SERDP 2021 Project of the Year Award for Resource Conservation and Resiliency
Department of Defense (DoD) facilities throughout the eastern United States (US) utilize low intensity prescribed fire to manage hazardous fuels, restore ecological function and historic fire regimes, and encourage the recovery of threatened and endangered species in the forests they manage. Current predictive models used to simulate fire behavior during low-intensity prescribed fires (and wildfires) are empirically based, simplistic, and often fail to adequately predict fire outcomes since they do not account for variability in fuel characteristics and interactions with important meteorological variables. The objective of this project was to improve understanding of, and ability to accurately predict, fire behavior under a wide range of management scenarios at multiple spatial and temporal scales.
Dr. Nicholas Skowronski from the US Forest Service and his interdisciplinary team led a SERDP-funded project that developed and evaluated mechanistic, physics-based models that explicitly account for combustion, turbulent transfer, and energy exchange by coupling and scaling individual component processes. Laboratory and field experiments focused on open-canopy landscapes to account for relevant variation in fuel characteristics and meteorological factors at several scales.

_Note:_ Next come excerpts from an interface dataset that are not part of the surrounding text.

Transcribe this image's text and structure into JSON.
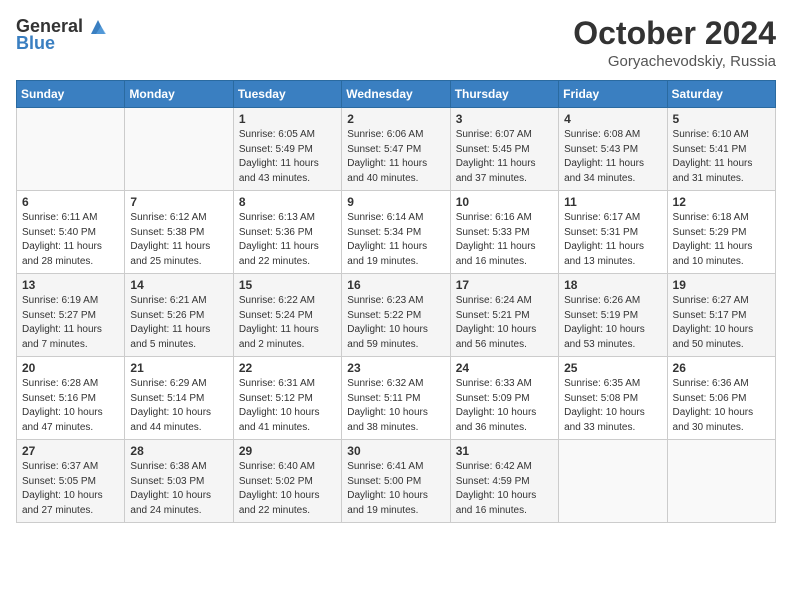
{
  "header": {
    "logo_general": "General",
    "logo_blue": "Blue",
    "month_title": "October 2024",
    "location": "Goryachevodskiy, Russia"
  },
  "weekdays": [
    "Sunday",
    "Monday",
    "Tuesday",
    "Wednesday",
    "Thursday",
    "Friday",
    "Saturday"
  ],
  "weeks": [
    [
      {
        "day": "",
        "info": ""
      },
      {
        "day": "",
        "info": ""
      },
      {
        "day": "1",
        "info": "Sunrise: 6:05 AM\nSunset: 5:49 PM\nDaylight: 11 hours and 43 minutes."
      },
      {
        "day": "2",
        "info": "Sunrise: 6:06 AM\nSunset: 5:47 PM\nDaylight: 11 hours and 40 minutes."
      },
      {
        "day": "3",
        "info": "Sunrise: 6:07 AM\nSunset: 5:45 PM\nDaylight: 11 hours and 37 minutes."
      },
      {
        "day": "4",
        "info": "Sunrise: 6:08 AM\nSunset: 5:43 PM\nDaylight: 11 hours and 34 minutes."
      },
      {
        "day": "5",
        "info": "Sunrise: 6:10 AM\nSunset: 5:41 PM\nDaylight: 11 hours and 31 minutes."
      }
    ],
    [
      {
        "day": "6",
        "info": "Sunrise: 6:11 AM\nSunset: 5:40 PM\nDaylight: 11 hours and 28 minutes."
      },
      {
        "day": "7",
        "info": "Sunrise: 6:12 AM\nSunset: 5:38 PM\nDaylight: 11 hours and 25 minutes."
      },
      {
        "day": "8",
        "info": "Sunrise: 6:13 AM\nSunset: 5:36 PM\nDaylight: 11 hours and 22 minutes."
      },
      {
        "day": "9",
        "info": "Sunrise: 6:14 AM\nSunset: 5:34 PM\nDaylight: 11 hours and 19 minutes."
      },
      {
        "day": "10",
        "info": "Sunrise: 6:16 AM\nSunset: 5:33 PM\nDaylight: 11 hours and 16 minutes."
      },
      {
        "day": "11",
        "info": "Sunrise: 6:17 AM\nSunset: 5:31 PM\nDaylight: 11 hours and 13 minutes."
      },
      {
        "day": "12",
        "info": "Sunrise: 6:18 AM\nSunset: 5:29 PM\nDaylight: 11 hours and 10 minutes."
      }
    ],
    [
      {
        "day": "13",
        "info": "Sunrise: 6:19 AM\nSunset: 5:27 PM\nDaylight: 11 hours and 7 minutes."
      },
      {
        "day": "14",
        "info": "Sunrise: 6:21 AM\nSunset: 5:26 PM\nDaylight: 11 hours and 5 minutes."
      },
      {
        "day": "15",
        "info": "Sunrise: 6:22 AM\nSunset: 5:24 PM\nDaylight: 11 hours and 2 minutes."
      },
      {
        "day": "16",
        "info": "Sunrise: 6:23 AM\nSunset: 5:22 PM\nDaylight: 10 hours and 59 minutes."
      },
      {
        "day": "17",
        "info": "Sunrise: 6:24 AM\nSunset: 5:21 PM\nDaylight: 10 hours and 56 minutes."
      },
      {
        "day": "18",
        "info": "Sunrise: 6:26 AM\nSunset: 5:19 PM\nDaylight: 10 hours and 53 minutes."
      },
      {
        "day": "19",
        "info": "Sunrise: 6:27 AM\nSunset: 5:17 PM\nDaylight: 10 hours and 50 minutes."
      }
    ],
    [
      {
        "day": "20",
        "info": "Sunrise: 6:28 AM\nSunset: 5:16 PM\nDaylight: 10 hours and 47 minutes."
      },
      {
        "day": "21",
        "info": "Sunrise: 6:29 AM\nSunset: 5:14 PM\nDaylight: 10 hours and 44 minutes."
      },
      {
        "day": "22",
        "info": "Sunrise: 6:31 AM\nSunset: 5:12 PM\nDaylight: 10 hours and 41 minutes."
      },
      {
        "day": "23",
        "info": "Sunrise: 6:32 AM\nSunset: 5:11 PM\nDaylight: 10 hours and 38 minutes."
      },
      {
        "day": "24",
        "info": "Sunrise: 6:33 AM\nSunset: 5:09 PM\nDaylight: 10 hours and 36 minutes."
      },
      {
        "day": "25",
        "info": "Sunrise: 6:35 AM\nSunset: 5:08 PM\nDaylight: 10 hours and 33 minutes."
      },
      {
        "day": "26",
        "info": "Sunrise: 6:36 AM\nSunset: 5:06 PM\nDaylight: 10 hours and 30 minutes."
      }
    ],
    [
      {
        "day": "27",
        "info": "Sunrise: 6:37 AM\nSunset: 5:05 PM\nDaylight: 10 hours and 27 minutes."
      },
      {
        "day": "28",
        "info": "Sunrise: 6:38 AM\nSunset: 5:03 PM\nDaylight: 10 hours and 24 minutes."
      },
      {
        "day": "29",
        "info": "Sunrise: 6:40 AM\nSunset: 5:02 PM\nDaylight: 10 hours and 22 minutes."
      },
      {
        "day": "30",
        "info": "Sunrise: 6:41 AM\nSunset: 5:00 PM\nDaylight: 10 hours and 19 minutes."
      },
      {
        "day": "31",
        "info": "Sunrise: 6:42 AM\nSunset: 4:59 PM\nDaylight: 10 hours and 16 minutes."
      },
      {
        "day": "",
        "info": ""
      },
      {
        "day": "",
        "info": ""
      }
    ]
  ]
}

The team successfully modeled fire behavior that highlighted the role of fuel structure in the burning of fuel layers. Investigations of fuel flammability suggest that an optimal fuel structure exists for a given fuel type due to the controlling (and competing) processes which govern burning. This project provides an improved understanding of combustion processes and the interactions between environmental variables and fuel attributes. This key knowledge results in an enhanced ability to predict the fire spread and fuel consumption in the future.
For this significant work, Dr. Nicholas Skowronski and his team received the 2021 SERDP Project-of-the-Year Award for Resource Conservation and Resiliency for their project titled, Multi-scale Analyses of Wildland Fire Combustion Processes in Open-canopied Forests using Coupled and Iteratively Informed Laboratory-, Field-, and Model-based Approaches.